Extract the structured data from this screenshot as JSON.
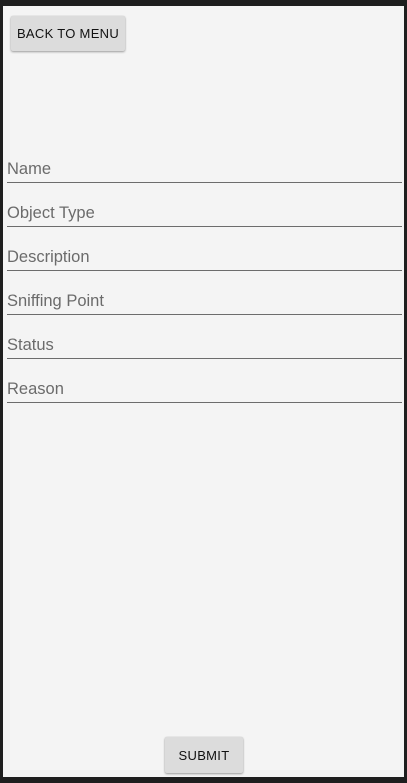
{
  "toolbar": {
    "back_label": "BACK TO MENU"
  },
  "form": {
    "fields": [
      {
        "placeholder": "Name",
        "value": ""
      },
      {
        "placeholder": "Object Type",
        "value": ""
      },
      {
        "placeholder": "Description",
        "value": ""
      },
      {
        "placeholder": "Sniffing Point",
        "value": ""
      },
      {
        "placeholder": "Status",
        "value": ""
      },
      {
        "placeholder": "Reason",
        "value": ""
      }
    ],
    "submit_label": "SUBMIT"
  },
  "colors": {
    "background": "#f4f4f4",
    "button": "#dcdcdc",
    "underline": "#6c6c6c",
    "frame": "#1e1e1e"
  }
}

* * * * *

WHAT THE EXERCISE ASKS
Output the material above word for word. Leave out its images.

RESPONSE AREA
Extract the structured data from this screenshot as JSON.
{
  "toolbar": {
    "back_label": "BACK TO MENU"
  },
  "form": {
    "fields": [
      {
        "placeholder": "Name",
        "value": ""
      },
      {
        "placeholder": "Object Type",
        "value": ""
      },
      {
        "placeholder": "Description",
        "value": ""
      },
      {
        "placeholder": "Sniffing Point",
        "value": ""
      },
      {
        "placeholder": "Status",
        "value": ""
      },
      {
        "placeholder": "Reason",
        "value": ""
      }
    ],
    "submit_label": "SUBMIT"
  },
  "colors": {
    "background": "#f4f4f4",
    "button": "#dcdcdc",
    "underline": "#6c6c6c",
    "frame": "#1e1e1e"
  }
}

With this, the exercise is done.